Digital Collections @ St. Lawrence University

1917-1979: Preservation and Recreation

1917-1979:  Preservation and Recreation

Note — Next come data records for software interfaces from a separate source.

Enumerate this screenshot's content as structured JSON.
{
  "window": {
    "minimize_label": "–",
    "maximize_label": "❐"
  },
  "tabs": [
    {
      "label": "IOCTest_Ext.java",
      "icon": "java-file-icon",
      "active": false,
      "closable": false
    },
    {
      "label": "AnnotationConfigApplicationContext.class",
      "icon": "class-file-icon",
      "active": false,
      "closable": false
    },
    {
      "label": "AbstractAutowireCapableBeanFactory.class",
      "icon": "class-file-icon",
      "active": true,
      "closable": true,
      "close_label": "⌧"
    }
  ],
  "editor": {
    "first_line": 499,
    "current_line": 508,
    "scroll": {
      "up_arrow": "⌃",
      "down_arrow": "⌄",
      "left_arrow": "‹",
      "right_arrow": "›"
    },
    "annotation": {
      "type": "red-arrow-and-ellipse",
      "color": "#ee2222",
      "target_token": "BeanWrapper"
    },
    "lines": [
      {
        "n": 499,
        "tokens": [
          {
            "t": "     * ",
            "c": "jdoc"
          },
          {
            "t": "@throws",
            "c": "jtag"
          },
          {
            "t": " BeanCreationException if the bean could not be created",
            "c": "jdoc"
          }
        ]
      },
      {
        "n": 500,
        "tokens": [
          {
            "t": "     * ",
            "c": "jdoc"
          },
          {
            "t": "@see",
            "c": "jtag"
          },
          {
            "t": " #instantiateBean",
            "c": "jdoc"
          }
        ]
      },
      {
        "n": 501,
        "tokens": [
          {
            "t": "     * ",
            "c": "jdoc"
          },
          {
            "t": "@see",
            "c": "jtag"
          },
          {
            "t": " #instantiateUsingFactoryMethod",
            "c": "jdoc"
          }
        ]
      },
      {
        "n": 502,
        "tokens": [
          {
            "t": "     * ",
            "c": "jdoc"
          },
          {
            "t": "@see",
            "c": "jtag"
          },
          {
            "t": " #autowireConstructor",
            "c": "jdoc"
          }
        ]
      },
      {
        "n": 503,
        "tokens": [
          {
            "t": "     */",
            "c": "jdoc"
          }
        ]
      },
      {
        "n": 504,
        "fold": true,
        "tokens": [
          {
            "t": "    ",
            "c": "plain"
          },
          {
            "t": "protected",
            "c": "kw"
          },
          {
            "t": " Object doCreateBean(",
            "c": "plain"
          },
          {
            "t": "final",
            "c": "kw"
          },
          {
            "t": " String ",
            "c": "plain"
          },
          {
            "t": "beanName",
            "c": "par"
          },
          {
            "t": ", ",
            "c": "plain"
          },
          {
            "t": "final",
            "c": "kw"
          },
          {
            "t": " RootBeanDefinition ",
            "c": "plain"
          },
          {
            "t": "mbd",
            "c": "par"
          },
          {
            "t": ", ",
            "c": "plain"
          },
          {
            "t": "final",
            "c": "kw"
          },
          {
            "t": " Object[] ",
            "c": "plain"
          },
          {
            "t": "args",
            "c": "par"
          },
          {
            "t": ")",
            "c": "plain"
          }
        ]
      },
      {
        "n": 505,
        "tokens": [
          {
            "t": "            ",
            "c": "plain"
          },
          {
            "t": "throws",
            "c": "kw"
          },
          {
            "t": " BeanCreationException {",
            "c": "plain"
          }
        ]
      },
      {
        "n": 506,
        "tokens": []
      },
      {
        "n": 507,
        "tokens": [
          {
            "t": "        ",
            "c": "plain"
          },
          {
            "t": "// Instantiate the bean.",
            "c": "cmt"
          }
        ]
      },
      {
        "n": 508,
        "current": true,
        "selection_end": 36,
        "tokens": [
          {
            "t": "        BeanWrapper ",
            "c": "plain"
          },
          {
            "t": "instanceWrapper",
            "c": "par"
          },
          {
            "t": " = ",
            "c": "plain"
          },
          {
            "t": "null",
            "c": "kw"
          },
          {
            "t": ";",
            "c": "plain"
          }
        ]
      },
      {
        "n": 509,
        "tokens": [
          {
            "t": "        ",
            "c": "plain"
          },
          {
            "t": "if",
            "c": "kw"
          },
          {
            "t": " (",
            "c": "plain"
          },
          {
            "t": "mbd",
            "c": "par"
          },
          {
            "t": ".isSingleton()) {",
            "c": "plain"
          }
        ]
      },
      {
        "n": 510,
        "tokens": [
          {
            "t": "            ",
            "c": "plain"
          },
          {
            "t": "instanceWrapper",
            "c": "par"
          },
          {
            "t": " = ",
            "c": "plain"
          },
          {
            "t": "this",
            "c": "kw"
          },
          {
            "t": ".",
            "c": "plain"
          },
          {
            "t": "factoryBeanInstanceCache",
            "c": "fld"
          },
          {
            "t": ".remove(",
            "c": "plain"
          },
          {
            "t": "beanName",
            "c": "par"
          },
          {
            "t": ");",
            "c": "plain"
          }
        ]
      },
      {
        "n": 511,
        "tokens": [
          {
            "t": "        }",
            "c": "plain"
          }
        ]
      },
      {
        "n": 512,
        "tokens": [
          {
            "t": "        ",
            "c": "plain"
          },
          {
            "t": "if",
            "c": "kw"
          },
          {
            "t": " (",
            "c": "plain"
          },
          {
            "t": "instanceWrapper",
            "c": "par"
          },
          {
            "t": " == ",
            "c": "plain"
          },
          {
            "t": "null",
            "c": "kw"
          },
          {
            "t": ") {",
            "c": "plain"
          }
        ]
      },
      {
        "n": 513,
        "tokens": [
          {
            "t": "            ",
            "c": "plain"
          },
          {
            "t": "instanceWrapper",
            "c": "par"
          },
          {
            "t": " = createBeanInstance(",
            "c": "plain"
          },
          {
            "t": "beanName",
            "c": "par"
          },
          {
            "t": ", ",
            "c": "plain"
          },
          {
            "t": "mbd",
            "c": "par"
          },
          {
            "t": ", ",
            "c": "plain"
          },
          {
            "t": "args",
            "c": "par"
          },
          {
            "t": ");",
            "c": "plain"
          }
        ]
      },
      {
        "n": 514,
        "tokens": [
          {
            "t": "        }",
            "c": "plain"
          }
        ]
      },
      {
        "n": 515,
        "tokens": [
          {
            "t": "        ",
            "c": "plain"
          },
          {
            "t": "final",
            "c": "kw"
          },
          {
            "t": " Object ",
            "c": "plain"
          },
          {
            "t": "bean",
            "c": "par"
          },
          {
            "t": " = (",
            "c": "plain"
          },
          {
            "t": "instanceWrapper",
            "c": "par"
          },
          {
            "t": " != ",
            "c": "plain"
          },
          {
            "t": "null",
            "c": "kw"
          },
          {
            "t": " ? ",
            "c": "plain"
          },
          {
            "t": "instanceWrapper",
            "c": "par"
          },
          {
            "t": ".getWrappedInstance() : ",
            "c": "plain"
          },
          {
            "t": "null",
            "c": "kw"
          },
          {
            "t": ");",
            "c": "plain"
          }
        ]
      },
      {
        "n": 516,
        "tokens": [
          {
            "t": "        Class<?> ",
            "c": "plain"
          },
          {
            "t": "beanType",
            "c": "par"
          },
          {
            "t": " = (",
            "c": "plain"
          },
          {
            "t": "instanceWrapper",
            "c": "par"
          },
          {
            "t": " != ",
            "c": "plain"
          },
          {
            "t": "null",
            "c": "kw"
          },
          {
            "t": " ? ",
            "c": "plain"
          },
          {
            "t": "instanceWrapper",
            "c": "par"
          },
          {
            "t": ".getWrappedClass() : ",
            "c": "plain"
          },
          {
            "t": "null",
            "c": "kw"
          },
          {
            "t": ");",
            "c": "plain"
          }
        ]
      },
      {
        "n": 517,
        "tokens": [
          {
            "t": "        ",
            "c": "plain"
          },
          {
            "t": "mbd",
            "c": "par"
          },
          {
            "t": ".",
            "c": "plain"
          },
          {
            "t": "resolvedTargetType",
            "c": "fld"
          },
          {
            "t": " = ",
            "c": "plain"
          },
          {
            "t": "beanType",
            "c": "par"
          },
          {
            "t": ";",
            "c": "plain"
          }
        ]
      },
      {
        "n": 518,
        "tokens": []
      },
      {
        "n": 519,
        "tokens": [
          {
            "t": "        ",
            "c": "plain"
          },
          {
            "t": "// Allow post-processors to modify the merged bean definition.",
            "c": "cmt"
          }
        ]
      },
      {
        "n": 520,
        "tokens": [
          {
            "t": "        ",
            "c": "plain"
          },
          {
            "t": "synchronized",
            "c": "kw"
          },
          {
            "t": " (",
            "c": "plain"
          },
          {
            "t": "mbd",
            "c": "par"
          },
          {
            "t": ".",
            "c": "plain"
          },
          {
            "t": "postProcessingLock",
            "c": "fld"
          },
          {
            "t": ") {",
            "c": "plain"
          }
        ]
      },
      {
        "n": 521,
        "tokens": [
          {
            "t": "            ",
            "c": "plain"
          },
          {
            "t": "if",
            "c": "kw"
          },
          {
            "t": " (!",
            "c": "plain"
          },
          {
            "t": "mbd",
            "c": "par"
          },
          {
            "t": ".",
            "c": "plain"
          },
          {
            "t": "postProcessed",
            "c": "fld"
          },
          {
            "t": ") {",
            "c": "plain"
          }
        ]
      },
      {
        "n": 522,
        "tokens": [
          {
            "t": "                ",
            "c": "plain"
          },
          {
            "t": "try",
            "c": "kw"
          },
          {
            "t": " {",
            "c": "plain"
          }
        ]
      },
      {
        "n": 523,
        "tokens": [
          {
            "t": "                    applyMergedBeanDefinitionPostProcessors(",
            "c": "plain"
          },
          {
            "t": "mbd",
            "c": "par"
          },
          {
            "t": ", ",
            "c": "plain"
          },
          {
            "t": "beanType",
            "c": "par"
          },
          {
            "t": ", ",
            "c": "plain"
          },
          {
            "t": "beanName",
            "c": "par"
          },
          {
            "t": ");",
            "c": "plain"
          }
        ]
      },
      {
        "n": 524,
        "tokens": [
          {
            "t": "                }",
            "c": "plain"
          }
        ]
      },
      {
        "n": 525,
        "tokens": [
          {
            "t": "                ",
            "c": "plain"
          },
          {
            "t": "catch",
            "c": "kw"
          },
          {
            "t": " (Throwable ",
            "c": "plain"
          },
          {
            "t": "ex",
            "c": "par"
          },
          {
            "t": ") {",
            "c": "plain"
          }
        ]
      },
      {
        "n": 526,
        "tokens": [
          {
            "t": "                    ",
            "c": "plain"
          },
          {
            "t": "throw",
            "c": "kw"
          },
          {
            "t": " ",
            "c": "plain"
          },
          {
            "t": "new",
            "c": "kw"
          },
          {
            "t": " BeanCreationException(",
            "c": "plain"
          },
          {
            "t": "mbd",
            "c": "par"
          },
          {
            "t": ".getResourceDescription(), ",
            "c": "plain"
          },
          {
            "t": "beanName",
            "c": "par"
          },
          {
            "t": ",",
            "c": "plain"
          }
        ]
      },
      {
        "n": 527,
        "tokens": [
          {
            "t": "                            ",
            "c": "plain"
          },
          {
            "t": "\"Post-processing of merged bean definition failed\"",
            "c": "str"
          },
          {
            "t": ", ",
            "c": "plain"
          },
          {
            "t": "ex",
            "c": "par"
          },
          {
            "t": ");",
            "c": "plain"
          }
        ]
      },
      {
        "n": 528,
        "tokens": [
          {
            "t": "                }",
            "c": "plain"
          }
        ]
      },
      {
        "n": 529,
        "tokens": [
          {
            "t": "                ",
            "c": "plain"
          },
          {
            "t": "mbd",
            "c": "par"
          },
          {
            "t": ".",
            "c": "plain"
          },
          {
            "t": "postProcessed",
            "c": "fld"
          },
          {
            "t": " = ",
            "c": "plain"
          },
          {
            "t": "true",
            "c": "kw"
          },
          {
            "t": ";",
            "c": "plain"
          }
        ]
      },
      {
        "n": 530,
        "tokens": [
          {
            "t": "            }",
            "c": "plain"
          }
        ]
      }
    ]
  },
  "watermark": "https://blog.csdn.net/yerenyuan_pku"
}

Throughout the twentieth century, public recreation in the Adirondacks was truly on the rise. With the development of the National Park Service “providing professional custodianship for certain national land resources dedicated to the purpose of public recreation,” mountain trails were built and marked (Verner xxx-xxxi). Because of the invention and development of the automobile, drive-in campsites were constructed. Private clubs (such as the Adirondack Mountain Club) sprung up with the increase of state budgets. People started to concern themselves with the aesthetic benefits of wilderness conservation (xxxi). After World War II, The Adirondacks saw “a veritable explosion of books, periodicals, and articles” (xxxv). People began to feel the economic “requirements” to the wilderness “resource” (xxxvii)